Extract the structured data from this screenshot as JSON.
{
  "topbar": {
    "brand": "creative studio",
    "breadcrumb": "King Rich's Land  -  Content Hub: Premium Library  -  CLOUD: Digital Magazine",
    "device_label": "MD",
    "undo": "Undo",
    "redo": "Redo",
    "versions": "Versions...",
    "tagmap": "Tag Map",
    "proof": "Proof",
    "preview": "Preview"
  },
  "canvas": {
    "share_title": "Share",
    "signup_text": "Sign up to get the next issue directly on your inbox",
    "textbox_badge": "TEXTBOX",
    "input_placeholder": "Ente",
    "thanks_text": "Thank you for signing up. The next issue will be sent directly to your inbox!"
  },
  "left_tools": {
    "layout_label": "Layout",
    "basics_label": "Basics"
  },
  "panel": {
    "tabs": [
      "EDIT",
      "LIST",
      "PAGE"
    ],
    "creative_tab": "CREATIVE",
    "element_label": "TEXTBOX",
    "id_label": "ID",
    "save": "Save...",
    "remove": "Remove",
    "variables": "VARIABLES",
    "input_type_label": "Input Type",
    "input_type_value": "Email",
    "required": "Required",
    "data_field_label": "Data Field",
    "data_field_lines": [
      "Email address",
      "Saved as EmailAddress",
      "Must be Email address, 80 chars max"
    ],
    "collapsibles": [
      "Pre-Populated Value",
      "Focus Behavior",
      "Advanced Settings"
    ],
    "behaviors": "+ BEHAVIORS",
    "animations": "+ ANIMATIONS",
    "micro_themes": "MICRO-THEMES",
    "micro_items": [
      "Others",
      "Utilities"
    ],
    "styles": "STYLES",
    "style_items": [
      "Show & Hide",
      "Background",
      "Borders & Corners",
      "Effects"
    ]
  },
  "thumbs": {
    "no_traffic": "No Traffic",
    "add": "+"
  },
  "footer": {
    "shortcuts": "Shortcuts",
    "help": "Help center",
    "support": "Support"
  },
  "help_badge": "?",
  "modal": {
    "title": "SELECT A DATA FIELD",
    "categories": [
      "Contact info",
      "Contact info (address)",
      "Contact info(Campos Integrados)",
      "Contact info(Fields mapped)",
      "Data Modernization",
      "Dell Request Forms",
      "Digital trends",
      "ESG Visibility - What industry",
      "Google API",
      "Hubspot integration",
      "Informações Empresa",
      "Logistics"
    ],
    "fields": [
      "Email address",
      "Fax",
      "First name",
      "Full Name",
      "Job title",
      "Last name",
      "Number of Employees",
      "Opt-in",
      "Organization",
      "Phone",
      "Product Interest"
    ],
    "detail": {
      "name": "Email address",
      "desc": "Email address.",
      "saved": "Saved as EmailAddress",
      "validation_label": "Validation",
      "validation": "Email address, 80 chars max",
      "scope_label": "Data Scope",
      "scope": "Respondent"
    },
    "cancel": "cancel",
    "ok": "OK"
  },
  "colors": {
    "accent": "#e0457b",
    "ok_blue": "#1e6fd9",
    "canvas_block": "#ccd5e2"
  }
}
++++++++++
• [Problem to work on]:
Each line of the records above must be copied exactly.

• [Written reply]:
Extract the structured data from this screenshot as JSON.
{
  "topbar": {
    "brand": "creative studio",
    "breadcrumb": "King Rich's Land  -  Content Hub: Premium Library  -  CLOUD: Digital Magazine",
    "device_label": "MD",
    "undo": "Undo",
    "redo": "Redo",
    "versions": "Versions...",
    "tagmap": "Tag Map",
    "proof": "Proof",
    "preview": "Preview"
  },
  "canvas": {
    "share_title": "Share",
    "signup_text": "Sign up to get the next issue directly on your inbox",
    "textbox_badge": "TEXTBOX",
    "input_placeholder": "Ente",
    "thanks_text": "Thank you for signing up. The next issue will be sent directly to your inbox!"
  },
  "left_tools": {
    "layout_label": "Layout",
    "basics_label": "Basics"
  },
  "panel": {
    "tabs": [
      "EDIT",
      "LIST",
      "PAGE"
    ],
    "creative_tab": "CREATIVE",
    "element_label": "TEXTBOX",
    "id_label": "ID",
    "save": "Save...",
    "remove": "Remove",
    "variables": "VARIABLES",
    "input_type_label": "Input Type",
    "input_type_value": "Email",
    "required": "Required",
    "data_field_label": "Data Field",
    "data_field_lines": [
      "Email address",
      "Saved as EmailAddress",
      "Must be Email address, 80 chars max"
    ],
    "collapsibles": [
      "Pre-Populated Value",
      "Focus Behavior",
      "Advanced Settings"
    ],
    "behaviors": "+ BEHAVIORS",
    "animations": "+ ANIMATIONS",
    "micro_themes": "MICRO-THEMES",
    "micro_items": [
      "Others",
      "Utilities"
    ],
    "styles": "STYLES",
    "style_items": [
      "Show & Hide",
      "Background",
      "Borders & Corners",
      "Effects"
    ]
  },
  "thumbs": {
    "no_traffic": "No Traffic",
    "add": "+"
  },
  "footer": {
    "shortcuts": "Shortcuts",
    "help": "Help center",
    "support": "Support"
  },
  "help_badge": "?",
  "modal": {
    "title": "SELECT A DATA FIELD",
    "categories": [
      "Contact info",
      "Contact info (address)",
      "Contact info(Campos Integrados)",
      "Contact info(Fields mapped)",
      "Data Modernization",
      "Dell Request Forms",
      "Digital trends",
      "ESG Visibility - What industry",
      "Google API",
      "Hubspot integration",
      "Informações Empresa",
      "Logistics"
    ],
    "fields": [
      "Email address",
      "Fax",
      "First name",
      "Full Name",
      "Job title",
      "Last name",
      "Number of Employees",
      "Opt-in",
      "Organization",
      "Phone",
      "Product Interest"
    ],
    "detail": {
      "name": "Email address",
      "desc": "Email address.",
      "saved": "Saved as EmailAddress",
      "validation_label": "Validation",
      "validation": "Email address, 80 chars max",
      "scope_label": "Data Scope",
      "scope": "Respondent"
    },
    "cancel": "cancel",
    "ok": "OK"
  },
  "colors": {
    "accent": "#e0457b",
    "ok_blue": "#1e6fd9",
    "canvas_block": "#ccd5e2"
  }
}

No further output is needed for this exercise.